= Supplied material =

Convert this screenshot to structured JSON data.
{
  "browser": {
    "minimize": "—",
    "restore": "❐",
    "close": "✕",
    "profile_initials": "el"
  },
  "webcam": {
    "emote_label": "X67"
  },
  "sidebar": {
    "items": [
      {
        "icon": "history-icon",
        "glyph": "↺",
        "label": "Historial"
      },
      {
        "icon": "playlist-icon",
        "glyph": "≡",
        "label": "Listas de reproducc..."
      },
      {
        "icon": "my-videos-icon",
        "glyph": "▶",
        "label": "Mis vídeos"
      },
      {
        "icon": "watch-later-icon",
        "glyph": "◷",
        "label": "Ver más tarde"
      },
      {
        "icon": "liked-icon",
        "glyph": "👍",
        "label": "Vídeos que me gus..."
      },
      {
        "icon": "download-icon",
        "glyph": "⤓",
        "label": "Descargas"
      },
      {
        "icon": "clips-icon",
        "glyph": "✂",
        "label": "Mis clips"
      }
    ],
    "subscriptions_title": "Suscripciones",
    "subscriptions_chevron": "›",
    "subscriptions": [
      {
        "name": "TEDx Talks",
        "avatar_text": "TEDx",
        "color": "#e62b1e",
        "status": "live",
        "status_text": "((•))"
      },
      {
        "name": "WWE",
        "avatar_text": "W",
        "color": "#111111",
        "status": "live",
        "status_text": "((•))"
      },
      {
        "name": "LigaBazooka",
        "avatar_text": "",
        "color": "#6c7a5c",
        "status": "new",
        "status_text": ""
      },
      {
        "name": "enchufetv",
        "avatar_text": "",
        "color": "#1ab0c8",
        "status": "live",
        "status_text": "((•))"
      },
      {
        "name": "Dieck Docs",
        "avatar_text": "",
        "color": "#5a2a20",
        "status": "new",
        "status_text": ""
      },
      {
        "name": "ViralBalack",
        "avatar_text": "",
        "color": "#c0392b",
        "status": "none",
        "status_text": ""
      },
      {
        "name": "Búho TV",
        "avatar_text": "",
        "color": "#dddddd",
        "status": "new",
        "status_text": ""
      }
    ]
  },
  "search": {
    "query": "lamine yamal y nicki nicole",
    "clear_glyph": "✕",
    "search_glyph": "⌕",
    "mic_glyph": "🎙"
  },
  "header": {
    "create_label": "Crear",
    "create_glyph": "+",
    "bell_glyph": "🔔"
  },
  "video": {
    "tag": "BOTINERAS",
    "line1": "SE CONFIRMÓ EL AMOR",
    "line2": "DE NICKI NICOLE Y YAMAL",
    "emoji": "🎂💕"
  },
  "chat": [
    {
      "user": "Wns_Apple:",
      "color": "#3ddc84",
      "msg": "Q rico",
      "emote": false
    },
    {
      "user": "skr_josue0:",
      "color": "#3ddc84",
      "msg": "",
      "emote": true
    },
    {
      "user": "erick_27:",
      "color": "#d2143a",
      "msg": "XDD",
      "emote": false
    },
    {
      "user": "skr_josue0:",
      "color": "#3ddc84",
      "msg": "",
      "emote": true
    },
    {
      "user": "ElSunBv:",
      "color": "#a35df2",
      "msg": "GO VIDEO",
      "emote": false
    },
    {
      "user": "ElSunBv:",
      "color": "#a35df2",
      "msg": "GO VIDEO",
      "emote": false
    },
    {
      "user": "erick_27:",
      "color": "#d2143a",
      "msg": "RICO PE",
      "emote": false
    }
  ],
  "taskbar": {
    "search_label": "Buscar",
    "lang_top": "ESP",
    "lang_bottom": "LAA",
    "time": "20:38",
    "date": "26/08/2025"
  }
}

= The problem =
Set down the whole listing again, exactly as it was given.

= Response area =
Convert this screenshot to structured JSON data.
{
  "browser": {
    "minimize": "—",
    "restore": "❐",
    "close": "✕",
    "profile_initials": "el"
  },
  "webcam": {
    "emote_label": "X67"
  },
  "sidebar": {
    "items": [
      {
        "icon": "history-icon",
        "glyph": "↺",
        "label": "Historial"
      },
      {
        "icon": "playlist-icon",
        "glyph": "≡",
        "label": "Listas de reproducc..."
      },
      {
        "icon": "my-videos-icon",
        "glyph": "▶",
        "label": "Mis vídeos"
      },
      {
        "icon": "watch-later-icon",
        "glyph": "◷",
        "label": "Ver más tarde"
      },
      {
        "icon": "liked-icon",
        "glyph": "👍",
        "label": "Vídeos que me gus..."
      },
      {
        "icon": "download-icon",
        "glyph": "⤓",
        "label": "Descargas"
      },
      {
        "icon": "clips-icon",
        "glyph": "✂",
        "label": "Mis clips"
      }
    ],
    "subscriptions_title": "Suscripciones",
    "subscriptions_chevron": "›",
    "subscriptions": [
      {
        "name": "TEDx Talks",
        "avatar_text": "TEDx",
        "color": "#e62b1e",
        "status": "live",
        "status_text": "((•))"
      },
      {
        "name": "WWE",
        "avatar_text": "W",
        "color": "#111111",
        "status": "live",
        "status_text": "((•))"
      },
      {
        "name": "LigaBazooka",
        "avatar_text": "",
        "color": "#6c7a5c",
        "status": "new",
        "status_text": ""
      },
      {
        "name": "enchufetv",
        "avatar_text": "",
        "color": "#1ab0c8",
        "status": "live",
        "status_text": "((•))"
      },
      {
        "name": "Dieck Docs",
        "avatar_text": "",
        "color": "#5a2a20",
        "status": "new",
        "status_text": ""
      },
      {
        "name": "ViralBalack",
        "avatar_text": "",
        "color": "#c0392b",
        "status": "none",
        "status_text": ""
      },
      {
        "name": "Búho TV",
        "avatar_text": "",
        "color": "#dddddd",
        "status": "new",
        "status_text": ""
      }
    ]
  },
  "search": {
    "query": "lamine yamal y nicki nicole",
    "clear_glyph": "✕",
    "search_glyph": "⌕",
    "mic_glyph": "🎙"
  },
  "header": {
    "create_label": "Crear",
    "create_glyph": "+",
    "bell_glyph": "🔔"
  },
  "video": {
    "tag": "BOTINERAS",
    "line1": "SE CONFIRMÓ EL AMOR",
    "line2": "DE NICKI NICOLE Y YAMAL",
    "emoji": "🎂💕"
  },
  "chat": [
    {
      "user": "Wns_Apple:",
      "color": "#3ddc84",
      "msg": "Q rico",
      "emote": false
    },
    {
      "user": "skr_josue0:",
      "color": "#3ddc84",
      "msg": "",
      "emote": true
    },
    {
      "user": "erick_27:",
      "color": "#d2143a",
      "msg": "XDD",
      "emote": false
    },
    {
      "user": "skr_josue0:",
      "color": "#3ddc84",
      "msg": "",
      "emote": true
    },
    {
      "user": "ElSunBv:",
      "color": "#a35df2",
      "msg": "GO VIDEO",
      "emote": false
    },
    {
      "user": "ElSunBv:",
      "color": "#a35df2",
      "msg": "GO VIDEO",
      "emote": false
    },
    {
      "user": "erick_27:",
      "color": "#d2143a",
      "msg": "RICO PE",
      "emote": false
    }
  ],
  "taskbar": {
    "search_label": "Buscar",
    "lang_top": "ESP",
    "lang_bottom": "LAA",
    "time": "20:38",
    "date": "26/08/2025"
  }
}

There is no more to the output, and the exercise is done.